The life cycles of many insect species include an obligatory or facultative diapause stage with arrested development and low metabolic activity as an overwintering strategy. Diapause is characterised by profound physiological changes in endocrine activity, cell proliferation and nutrient metabolism. However, little is known regarding host-microbiome interactions during diapause, despite the importance of bacterial symbionts for host nutrition and development. In this work, we investigated (i) the role of the microbiome for host nutrient allocation during diapause and (ii) the impact of larval diapause on microbiome dynamics in the parasitoid wasp Nasonia vitripennis, a model organism for host-microbiome interactions.
Our results demonstrate that the microbiome is essential for host nutrient allocation during diapause in N. vitripennis, as axenic diapausing larvae had consistently lower glucose and glycerol levels than conventional diapausing larvae, especially when exposed to cold temperature. In turn, microbiome composition was altered in diapausing larvae, potentially due to changes in the surrounding temperature, host nutrient levels and a downregulation of host immune genes. Importantly, prolonged larval diapause had a transstadial effect on the adult microbiome, with unknown consequences for host fitness. Notably, the most dominant microbiome member, Providencia sp., was drastically reduced in adults after more than 4 months of larval diapause, while potential bacterial pathogens increased in abundance.

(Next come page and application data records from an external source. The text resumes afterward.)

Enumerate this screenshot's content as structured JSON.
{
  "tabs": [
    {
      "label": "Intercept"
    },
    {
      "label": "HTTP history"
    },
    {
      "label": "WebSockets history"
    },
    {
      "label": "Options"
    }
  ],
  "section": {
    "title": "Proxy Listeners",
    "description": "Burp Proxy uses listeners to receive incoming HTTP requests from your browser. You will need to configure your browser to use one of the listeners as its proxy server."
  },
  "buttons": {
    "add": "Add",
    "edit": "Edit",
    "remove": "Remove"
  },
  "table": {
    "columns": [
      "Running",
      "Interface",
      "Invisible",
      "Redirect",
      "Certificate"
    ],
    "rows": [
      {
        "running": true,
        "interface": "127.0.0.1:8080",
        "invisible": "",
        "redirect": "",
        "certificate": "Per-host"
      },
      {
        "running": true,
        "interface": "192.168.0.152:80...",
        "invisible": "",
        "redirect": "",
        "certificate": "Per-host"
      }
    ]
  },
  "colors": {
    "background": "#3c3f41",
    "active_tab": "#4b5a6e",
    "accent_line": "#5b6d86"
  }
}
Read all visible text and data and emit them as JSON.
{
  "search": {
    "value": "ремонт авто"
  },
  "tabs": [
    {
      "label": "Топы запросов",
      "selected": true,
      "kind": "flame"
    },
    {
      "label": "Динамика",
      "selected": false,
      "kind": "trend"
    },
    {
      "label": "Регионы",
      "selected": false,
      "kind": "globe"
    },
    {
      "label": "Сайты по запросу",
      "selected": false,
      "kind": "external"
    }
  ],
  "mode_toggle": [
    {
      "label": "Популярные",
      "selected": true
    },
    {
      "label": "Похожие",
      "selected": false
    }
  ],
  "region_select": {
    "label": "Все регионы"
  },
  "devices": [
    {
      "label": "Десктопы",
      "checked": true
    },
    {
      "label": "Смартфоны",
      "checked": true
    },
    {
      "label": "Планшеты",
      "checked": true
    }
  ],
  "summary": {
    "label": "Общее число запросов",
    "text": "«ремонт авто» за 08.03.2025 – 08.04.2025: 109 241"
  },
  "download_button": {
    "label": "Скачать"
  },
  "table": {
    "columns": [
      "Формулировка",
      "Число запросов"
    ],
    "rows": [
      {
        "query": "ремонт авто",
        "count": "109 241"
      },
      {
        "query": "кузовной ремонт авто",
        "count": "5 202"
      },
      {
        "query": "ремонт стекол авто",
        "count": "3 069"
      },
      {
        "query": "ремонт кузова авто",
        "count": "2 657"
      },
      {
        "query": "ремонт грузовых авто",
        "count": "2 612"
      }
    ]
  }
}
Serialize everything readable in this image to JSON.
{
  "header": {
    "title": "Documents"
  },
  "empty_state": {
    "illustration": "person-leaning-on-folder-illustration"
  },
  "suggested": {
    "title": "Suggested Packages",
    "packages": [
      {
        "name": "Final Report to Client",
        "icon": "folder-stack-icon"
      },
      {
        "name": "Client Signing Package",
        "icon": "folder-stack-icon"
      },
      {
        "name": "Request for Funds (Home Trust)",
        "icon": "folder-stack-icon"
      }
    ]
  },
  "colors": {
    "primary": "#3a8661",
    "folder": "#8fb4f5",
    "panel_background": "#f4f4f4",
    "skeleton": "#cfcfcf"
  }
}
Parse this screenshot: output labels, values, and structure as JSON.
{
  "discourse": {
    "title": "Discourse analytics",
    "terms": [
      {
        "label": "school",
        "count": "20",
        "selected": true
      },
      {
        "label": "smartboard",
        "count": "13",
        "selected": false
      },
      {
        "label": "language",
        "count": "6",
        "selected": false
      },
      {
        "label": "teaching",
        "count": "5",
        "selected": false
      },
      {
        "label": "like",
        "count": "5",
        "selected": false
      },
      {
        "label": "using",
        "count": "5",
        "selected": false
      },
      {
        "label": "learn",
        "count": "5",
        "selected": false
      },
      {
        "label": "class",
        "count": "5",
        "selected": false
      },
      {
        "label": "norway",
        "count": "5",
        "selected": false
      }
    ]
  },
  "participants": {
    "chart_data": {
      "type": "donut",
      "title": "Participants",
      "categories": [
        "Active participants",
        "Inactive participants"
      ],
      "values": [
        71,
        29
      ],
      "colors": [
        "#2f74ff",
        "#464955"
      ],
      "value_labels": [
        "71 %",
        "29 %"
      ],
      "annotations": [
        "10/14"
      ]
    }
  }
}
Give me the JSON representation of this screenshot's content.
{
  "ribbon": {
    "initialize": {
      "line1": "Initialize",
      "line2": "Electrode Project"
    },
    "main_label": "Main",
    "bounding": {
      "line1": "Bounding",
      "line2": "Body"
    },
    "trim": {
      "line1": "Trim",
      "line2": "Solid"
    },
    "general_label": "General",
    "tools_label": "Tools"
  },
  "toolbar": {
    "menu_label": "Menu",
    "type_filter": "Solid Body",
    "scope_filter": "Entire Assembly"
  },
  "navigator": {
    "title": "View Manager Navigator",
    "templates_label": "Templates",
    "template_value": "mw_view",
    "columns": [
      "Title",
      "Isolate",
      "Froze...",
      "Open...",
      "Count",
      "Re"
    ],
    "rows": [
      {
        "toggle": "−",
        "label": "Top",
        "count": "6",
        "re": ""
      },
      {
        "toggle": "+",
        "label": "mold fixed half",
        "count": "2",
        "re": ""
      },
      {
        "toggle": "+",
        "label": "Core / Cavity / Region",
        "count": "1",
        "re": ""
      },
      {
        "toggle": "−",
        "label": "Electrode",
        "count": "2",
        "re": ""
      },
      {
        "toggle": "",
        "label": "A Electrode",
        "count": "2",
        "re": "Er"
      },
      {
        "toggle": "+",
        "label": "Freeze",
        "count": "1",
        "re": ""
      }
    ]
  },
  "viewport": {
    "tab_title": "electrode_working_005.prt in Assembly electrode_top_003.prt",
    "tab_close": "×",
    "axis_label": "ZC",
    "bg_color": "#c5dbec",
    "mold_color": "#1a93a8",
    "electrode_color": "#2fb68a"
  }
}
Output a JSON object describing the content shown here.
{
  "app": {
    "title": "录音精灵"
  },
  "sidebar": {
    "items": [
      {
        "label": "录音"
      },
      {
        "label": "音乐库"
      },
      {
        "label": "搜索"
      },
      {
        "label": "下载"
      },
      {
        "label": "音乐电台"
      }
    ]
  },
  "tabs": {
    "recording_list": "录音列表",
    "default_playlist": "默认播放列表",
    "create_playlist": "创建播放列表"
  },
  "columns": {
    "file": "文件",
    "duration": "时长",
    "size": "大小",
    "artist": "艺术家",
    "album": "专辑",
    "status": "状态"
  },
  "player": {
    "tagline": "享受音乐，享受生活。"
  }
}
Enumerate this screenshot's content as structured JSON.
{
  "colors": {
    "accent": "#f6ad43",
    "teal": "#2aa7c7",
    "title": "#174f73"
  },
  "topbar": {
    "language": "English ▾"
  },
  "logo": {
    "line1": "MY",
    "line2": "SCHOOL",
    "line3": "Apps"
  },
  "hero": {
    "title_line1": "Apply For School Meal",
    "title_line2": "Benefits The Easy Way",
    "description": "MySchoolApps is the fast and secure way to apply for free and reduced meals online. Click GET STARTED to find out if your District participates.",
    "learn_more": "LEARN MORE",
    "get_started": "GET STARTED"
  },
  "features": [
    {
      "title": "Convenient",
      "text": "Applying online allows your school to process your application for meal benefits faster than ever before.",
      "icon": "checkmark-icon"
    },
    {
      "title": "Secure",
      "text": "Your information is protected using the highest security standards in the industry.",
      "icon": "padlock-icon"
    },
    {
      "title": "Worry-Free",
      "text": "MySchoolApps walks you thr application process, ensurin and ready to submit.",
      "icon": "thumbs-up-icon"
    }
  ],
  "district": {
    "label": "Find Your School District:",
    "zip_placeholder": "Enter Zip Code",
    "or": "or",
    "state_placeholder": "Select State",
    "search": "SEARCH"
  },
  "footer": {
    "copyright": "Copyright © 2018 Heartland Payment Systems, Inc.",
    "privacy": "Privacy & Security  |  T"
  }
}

This work investigates host-microbiome interactions during a crucial developmental stage, which challenges both the insect host and its microbial associates. The impact of diapause on the microbiome is likely due to several factors, including altered host regulatory mechanisms and changes in the host environment.
Bacteria use a wide variety of flagellar architectures to navigate their environment. While the iconic run-tumble motility strategy of the peritrichously flagellated Escherichia coli has been well studied, recent work has revealed a variety of new motility behaviors that can be achieved with different flagellar architectures, such as single, bundled, or opposing polar flagella. The recent discovery of various flagellar gymnastics such as flicking and flagellar wrapping is increasingly shifting the view from flagella as passive propellers to versatile appendages that can be used in a wide range of conformations. Here, we review recent observations of how flagella shape motility behaviors and summarize the nascent structure-function map linking flagellation and behavior.